ECE302 Spring 2006 HW3 Solutions February 2, 2006 1 Solutions to HW3 Note: Most of these solutions were generated by R. D. Yates and D. J. Goodman, the authors of our textbook. I have added comments in
More informationMOVIES, GAMBLING, SECRET CODES, JUST MATRIX MAGIC
MOVIES, GAMBLING, SECRET CODES, JUST MATRIX MAGIC DR. LESZEK GAWARECKI 1. The Cartesian Coordinate System In the Cartesian system points are defined by giving their coordinates. Plot the following points:
More informationTHE CHAOS THEORY ROULETTE SYSTEM
THE CHAOS THEORY ROULETTE SYSTEM Please note that all information is provided as is and no guarantees are given whatsoever as to the amount of profit you will make if you use this system. Neither the seller
More informationInside the pokies  player guide
Inside the pokies  player guide 3nd Edition  May 2009 References 1, 2, 3 Productivity Commission 1999, Australia s Gambling Industries, Report No. 10, AusInfo, Canberra. 4 Victorian Department of Justice,
More informationcalculating probabilities
4 calculating probabilities Taking Chances What s the probability he s remembered I m allergic to nonprecious metals? Life is full of uncertainty. Sometimes it can be impossible to say what will happen
More informationLecture 11 Uncertainty
Lecture 11 Uncertainty 1. Contingent Claims and the StatePreference Model 1) Contingent Commodities and Contingent Claims Using the simple twogood model we have developed throughout this course, think
More informationRandom Variables. Chapter 2. Random Variables 1
Random Variables Chapter 2 Random Variables 1 Roulette and Random Variables A Roulette wheel has 38 pockets. 18 of them are red and 18 are black; these are numbered from 1 to 36. The two remaining pockets
More informationSTT 200 LECTURE 1, SECTION 2,4 RECITATION 7 (10/16/2012)
STT 200 LECTURE 1, SECTION 2,4 RECITATION 7 (10/16/2012) TA: Zhen (Alan) Zhang zhangz19@stt.msu.edu Office hour: (C500 WH) 1:45 2:45PM Tuesday (office tel.: 4323342) Helproom: (A102 WH) 11:20AM12:30PM,
More informationWe { can see that if U = 2, 3, 7, 11, or 12 then the round is decided on the first cast, U = V, and W if U = 7, 11 X = L if U = 2, 3, 12.
How to Play Craps: Craps is a dice game that is played at most casinos. We will describe here the most common rules of the game with the intention of understanding the game well enough to analyze the probability
More informationMind on Statistics. Chapter 8
Mind on Statistics Chapter 8 Sections 8.18.2 Questions 1 to 4: For each situation, decide if the random variable described is a discrete random variable or a continuous random variable. 1. Random variable
More information.4 120 +.1 80 +.5 100 = 48 + 8 + 50 = 106.

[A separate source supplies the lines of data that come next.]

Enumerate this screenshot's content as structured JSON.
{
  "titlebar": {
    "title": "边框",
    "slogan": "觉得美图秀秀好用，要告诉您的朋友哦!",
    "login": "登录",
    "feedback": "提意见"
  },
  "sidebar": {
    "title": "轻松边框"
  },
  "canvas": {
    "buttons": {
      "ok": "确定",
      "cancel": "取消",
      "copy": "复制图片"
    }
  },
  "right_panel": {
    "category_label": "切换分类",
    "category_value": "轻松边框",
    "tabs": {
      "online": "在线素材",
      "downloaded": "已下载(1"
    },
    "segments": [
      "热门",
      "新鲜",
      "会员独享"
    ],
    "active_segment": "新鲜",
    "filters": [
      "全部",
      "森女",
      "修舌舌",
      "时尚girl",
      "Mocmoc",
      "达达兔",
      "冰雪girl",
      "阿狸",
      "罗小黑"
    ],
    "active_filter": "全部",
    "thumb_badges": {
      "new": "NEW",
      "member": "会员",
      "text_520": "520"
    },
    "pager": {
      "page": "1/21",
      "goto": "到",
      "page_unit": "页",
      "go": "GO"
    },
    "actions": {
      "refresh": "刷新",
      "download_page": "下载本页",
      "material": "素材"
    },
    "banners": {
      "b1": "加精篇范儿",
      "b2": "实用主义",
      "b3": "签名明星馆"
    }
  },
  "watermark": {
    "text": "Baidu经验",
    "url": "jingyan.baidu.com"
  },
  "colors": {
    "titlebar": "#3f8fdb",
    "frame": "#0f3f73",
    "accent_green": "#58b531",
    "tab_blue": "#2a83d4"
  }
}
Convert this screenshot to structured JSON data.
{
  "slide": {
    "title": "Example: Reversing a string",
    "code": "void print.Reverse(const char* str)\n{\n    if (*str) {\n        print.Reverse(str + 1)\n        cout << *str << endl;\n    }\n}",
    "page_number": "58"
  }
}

Chapter 16. Risk and Uncertainty Part A 2009, Kwan Choi Expected Value X i = outcome i, p i = probability of X i EV = pix For instance, suppose a person has an idle fund, $100, for one month, and is considering
More informationGaming the Law of Large Numbers
Gaming the Law of Large Numbers Thomas Hoffman and Bart Snapp July 3, 2012 Many of us view mathematics as a rich and wonderfully elaborate game. In turn, games can be used to illustrate mathematical ideas.
More informationEveryday Math Online Games (Grades 1 to 3)
Everyday Math Online Games (Grades 1 to 3) FOR ALL GAMES At any time, click the Hint button to find out what to do next. Click the Skip Directions button to skip the directions and begin playing the game.
More informationRussell Hunter Publishing Inc
Russell Hunter Street Smart Roulette Video Course Russell Hunter Publishing Inc Street Smart Roulette Video Guide 2015 Russell Hunter and Russell Hunter Publishing. All Rights Reserved All rights reserved.
More information